After doing some research in recent Pac-12 history, I am beginning to think that it does not, at least not as much we act like it does, particularly in the Pac-12.

While doing my research, I took a look at recent teams in the Pac-12 that have had recent first-round draft pick quarterbacks (Stanford - Andrew Luck and Washington - Jake Locker) or are going to almost assuredly have one next year (Oregon - Marcus Mariota) and took a look at their records. I had already started to build some suspicions, but what I discovered pushed those suspicions even further.

When taking a look at Washington, I will admit that it is the most unfair of the comparisons, as Locker spent the first two seasons of his career in the Tyrone Willingham disaster era while Price spent his whole career starting in the improving Steve Sarkisian era. However, the disparity still goes along with my point and fits into the overall picture. The Huskies' record with Locker as their starter is 16-26, with Price 23-16.

This is a testament to Steve Sarkisian steadying the Husky ship, but that is part of what I am saying. Having a steady overall program and quality scheme is much more important than having an elite quarterback.

The Washington analysis might have some holes in it, but moving forward to the conference's premiere programs for the past half decade, I feel that it is easier to make the comparison and point. The picture is much clearer when you are dealing with programs that were stable when all of the quarterbacks entered and left.

We are all more than familiar with Andrew Luck, but I don't think most are familiar with Stanford's record during his time as a starter in college - 31-8. We all know that is an excellent record and Luck's stats were even more impressive, but what about Stanford's record since with Kevin Hogan (plus a few from Josh Nunes) starting? 23-5. I know that is not a big difference and it is only fair to point out that the Cardinal were just starting to break out in Luck's first season, 2009, which accounts for a good chunk of his losses, but you would expect one of the greatest talents to ever play quarterback in the Pac-12 would make more of a difference. Also interesting that Luck lost to Oregon by more than 20 in his last two tries and the Cardinal are undefeated against the Ducks since.

*Note that for examinations that include current players, I have not factored in this season's results.

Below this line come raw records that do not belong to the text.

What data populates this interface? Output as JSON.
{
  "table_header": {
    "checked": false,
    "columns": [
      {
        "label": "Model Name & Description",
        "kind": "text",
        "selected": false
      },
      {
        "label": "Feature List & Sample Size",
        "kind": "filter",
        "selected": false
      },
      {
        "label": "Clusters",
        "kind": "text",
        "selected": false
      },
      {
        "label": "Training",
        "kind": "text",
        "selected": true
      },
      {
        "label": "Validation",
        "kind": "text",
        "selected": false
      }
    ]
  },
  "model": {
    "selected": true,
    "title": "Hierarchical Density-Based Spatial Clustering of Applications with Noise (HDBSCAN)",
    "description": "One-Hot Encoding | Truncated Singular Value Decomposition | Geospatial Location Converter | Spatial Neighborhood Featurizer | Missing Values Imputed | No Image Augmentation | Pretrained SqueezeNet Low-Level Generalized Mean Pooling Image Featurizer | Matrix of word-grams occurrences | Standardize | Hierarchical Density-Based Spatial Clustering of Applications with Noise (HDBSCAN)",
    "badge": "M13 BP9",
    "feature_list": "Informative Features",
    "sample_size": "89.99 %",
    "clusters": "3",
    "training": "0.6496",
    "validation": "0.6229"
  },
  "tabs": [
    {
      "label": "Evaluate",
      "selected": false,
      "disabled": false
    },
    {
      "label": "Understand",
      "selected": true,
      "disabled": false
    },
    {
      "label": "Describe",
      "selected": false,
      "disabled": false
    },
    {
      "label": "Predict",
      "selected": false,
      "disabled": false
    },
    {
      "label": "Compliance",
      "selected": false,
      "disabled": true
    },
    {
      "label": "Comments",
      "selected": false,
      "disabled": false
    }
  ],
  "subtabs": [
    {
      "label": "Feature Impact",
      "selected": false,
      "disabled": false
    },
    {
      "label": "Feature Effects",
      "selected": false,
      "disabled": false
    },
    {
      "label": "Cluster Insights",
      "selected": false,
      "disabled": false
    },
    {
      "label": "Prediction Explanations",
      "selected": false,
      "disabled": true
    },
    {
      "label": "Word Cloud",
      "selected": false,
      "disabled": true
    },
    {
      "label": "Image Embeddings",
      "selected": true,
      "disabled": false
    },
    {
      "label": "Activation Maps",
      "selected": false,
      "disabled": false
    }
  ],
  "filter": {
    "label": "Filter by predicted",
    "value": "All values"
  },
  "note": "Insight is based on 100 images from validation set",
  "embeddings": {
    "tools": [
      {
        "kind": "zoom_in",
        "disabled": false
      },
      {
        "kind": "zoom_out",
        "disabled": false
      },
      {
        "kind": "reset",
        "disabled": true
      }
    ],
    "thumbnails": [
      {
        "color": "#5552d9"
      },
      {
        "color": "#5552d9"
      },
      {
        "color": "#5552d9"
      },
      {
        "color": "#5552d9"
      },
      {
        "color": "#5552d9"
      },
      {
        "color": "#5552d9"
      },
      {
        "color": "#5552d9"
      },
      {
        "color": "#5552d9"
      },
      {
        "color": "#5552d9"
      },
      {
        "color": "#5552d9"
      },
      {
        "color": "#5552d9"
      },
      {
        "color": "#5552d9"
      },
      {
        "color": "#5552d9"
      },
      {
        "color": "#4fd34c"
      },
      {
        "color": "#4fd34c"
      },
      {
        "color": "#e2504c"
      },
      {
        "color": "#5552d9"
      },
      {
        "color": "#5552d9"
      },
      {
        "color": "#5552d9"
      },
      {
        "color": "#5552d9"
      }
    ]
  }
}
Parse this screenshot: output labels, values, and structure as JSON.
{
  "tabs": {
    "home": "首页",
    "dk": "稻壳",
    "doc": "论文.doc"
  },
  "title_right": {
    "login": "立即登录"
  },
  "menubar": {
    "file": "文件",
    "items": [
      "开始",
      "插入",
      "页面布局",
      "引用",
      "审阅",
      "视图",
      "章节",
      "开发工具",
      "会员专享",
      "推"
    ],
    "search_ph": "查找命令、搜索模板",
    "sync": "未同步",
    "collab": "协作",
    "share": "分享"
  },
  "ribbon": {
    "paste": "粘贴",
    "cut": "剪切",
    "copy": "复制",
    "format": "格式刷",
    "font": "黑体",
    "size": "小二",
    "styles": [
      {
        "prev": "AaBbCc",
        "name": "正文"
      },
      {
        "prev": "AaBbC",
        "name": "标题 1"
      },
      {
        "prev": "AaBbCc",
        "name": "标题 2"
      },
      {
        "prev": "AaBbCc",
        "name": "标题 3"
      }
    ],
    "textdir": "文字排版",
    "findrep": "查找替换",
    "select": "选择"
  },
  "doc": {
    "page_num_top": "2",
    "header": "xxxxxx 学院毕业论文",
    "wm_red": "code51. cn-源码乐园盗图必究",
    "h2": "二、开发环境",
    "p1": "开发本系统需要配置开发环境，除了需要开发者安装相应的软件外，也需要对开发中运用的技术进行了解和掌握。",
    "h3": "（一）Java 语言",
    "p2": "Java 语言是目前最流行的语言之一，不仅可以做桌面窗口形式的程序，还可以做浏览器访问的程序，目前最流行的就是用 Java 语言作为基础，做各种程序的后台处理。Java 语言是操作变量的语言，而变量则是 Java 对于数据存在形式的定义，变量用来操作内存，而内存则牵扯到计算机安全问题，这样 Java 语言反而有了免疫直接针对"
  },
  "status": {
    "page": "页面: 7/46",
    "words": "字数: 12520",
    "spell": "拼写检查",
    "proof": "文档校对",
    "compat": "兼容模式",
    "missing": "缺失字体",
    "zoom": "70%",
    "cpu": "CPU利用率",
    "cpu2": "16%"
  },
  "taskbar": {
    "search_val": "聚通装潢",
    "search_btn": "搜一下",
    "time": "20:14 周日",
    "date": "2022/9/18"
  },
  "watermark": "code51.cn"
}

Now I know that the Stanford comparison has some holes as well - Stanford being better overall the past couple of years than they were in Luck's first is the key one and some would argue that Hogan is an elite quarterback himself (I would argue that he has elite potential, but has failed to fulfill it thus far in his career).

The final Pac-12 program I took a look at provides thus far what I would say is the best and most recent evidence - Oregon.

I know that not factoring in this season yet could be a mistake and Oregon could very well go on and win the national championship with Marcus Mariota, but that aside, at the moment, the overall difference for Oregon with Marcus Mariota (23-3 no Pac-12 championships, one BCS bowl) and Darron Thomas (24-3 two Pac-12 championships, two BCS bowls) when it comes to winning is even and actually favoring Thomas' era if you had to choose. I'm not saying that Thomas is a better quarterback than Mariota, I'm saying it doesn't matter that much. Also interesting that you see the same thing here that you see with Luck and Stanford against Stanford, non-elite Thomas was undefeated against Stanford while Mariota is 0-2 thus far.

After looking at the record comparisons, it is hard for me to not draw at least one conclusion, and that is scheme and strategy are infinitely more important than having an elite quarterback in college football, even if he is Andrew Luck... or the next Andrew Luck.